[Opening INFORMATION PROVIDED section]
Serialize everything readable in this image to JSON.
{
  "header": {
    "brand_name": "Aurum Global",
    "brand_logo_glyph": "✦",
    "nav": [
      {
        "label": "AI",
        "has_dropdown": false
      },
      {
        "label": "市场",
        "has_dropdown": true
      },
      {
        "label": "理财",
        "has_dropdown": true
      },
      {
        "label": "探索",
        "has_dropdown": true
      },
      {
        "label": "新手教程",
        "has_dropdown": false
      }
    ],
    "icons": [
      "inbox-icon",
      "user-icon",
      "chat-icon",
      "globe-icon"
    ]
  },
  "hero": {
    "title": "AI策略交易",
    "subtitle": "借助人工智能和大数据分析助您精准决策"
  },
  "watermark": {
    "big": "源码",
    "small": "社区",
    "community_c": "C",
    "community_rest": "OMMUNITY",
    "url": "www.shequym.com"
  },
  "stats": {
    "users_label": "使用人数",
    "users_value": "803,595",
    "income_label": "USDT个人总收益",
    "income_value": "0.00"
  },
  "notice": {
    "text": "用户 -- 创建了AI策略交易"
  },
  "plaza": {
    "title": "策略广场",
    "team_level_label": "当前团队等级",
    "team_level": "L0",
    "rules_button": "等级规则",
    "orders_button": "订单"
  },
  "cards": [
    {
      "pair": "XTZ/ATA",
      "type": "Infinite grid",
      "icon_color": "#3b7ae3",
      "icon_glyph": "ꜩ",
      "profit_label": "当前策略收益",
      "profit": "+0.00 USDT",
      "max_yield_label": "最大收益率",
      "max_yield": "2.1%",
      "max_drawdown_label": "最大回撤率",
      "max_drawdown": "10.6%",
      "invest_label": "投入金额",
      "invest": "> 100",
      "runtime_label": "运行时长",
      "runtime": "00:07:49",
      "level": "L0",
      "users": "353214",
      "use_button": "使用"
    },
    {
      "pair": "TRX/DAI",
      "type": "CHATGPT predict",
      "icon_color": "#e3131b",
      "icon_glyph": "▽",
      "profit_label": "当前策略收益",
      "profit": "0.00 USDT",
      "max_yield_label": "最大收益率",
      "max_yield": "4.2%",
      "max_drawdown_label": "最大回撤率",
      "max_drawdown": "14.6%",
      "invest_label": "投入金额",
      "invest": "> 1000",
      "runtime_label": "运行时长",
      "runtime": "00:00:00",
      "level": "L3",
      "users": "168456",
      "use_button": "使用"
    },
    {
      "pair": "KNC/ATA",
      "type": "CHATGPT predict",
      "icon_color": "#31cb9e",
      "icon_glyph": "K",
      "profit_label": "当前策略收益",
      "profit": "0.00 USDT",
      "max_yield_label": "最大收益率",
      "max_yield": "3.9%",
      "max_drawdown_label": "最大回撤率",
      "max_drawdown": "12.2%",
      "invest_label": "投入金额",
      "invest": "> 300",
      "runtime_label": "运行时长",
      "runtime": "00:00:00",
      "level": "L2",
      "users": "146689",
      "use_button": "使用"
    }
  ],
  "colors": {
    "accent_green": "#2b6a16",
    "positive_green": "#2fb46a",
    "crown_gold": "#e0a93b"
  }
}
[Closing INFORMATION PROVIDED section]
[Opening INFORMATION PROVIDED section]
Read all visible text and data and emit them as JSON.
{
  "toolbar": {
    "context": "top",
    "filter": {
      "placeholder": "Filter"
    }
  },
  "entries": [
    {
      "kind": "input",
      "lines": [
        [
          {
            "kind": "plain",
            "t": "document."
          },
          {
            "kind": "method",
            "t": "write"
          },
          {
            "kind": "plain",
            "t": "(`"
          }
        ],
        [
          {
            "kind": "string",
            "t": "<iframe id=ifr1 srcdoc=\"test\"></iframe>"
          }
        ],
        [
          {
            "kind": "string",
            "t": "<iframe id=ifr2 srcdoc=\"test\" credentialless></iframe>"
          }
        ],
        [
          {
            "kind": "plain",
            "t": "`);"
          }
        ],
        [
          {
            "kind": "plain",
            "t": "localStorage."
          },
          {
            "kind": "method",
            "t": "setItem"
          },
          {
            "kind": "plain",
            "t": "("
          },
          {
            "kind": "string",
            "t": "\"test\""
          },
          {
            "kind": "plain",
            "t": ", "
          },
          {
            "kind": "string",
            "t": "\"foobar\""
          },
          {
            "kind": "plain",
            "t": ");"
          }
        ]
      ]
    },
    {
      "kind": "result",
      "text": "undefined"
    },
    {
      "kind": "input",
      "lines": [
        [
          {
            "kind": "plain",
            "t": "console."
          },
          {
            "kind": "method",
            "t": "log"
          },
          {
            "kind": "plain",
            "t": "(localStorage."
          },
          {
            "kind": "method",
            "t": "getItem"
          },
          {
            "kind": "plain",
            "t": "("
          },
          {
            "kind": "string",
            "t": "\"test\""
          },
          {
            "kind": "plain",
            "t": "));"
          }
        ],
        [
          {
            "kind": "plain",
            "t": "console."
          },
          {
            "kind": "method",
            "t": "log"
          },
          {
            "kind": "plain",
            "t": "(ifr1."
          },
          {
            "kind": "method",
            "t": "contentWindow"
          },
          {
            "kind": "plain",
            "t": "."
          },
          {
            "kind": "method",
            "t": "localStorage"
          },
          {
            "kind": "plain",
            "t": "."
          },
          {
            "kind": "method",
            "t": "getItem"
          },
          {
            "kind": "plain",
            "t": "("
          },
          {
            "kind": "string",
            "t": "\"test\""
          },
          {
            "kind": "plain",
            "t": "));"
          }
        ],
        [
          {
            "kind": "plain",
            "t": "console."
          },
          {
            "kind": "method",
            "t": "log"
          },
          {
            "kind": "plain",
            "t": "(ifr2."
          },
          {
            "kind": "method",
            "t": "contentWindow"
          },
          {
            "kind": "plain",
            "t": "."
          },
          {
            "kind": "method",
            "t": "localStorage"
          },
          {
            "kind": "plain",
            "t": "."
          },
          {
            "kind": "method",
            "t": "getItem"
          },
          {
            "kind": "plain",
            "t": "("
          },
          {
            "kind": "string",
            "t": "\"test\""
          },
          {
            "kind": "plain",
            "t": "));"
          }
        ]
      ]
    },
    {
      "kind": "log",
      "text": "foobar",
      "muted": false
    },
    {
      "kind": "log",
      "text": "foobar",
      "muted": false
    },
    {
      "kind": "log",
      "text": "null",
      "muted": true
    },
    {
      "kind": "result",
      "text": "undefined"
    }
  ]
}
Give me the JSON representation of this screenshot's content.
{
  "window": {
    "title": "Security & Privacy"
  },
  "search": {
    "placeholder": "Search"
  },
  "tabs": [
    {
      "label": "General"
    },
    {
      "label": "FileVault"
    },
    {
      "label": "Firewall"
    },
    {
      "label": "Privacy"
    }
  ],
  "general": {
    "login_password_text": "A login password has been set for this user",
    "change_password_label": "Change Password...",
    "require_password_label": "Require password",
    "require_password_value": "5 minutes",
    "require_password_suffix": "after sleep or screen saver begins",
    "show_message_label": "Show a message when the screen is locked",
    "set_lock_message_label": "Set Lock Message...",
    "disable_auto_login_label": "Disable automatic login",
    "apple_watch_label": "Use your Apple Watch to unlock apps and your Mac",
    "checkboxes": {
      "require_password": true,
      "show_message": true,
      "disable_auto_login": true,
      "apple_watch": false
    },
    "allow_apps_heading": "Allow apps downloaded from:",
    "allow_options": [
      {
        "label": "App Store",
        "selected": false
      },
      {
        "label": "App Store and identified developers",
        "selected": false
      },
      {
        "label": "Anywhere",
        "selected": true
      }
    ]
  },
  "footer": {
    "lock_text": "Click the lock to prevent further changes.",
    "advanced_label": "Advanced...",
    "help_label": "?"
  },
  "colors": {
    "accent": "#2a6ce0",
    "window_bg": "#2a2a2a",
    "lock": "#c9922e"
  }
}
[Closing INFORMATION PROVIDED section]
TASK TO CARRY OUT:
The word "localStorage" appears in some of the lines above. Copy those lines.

TASK SOLUTION:
            "t": "localStorage."
            "t": "(localStorage."
            "t": "localStorage"
            "t": "localStorage"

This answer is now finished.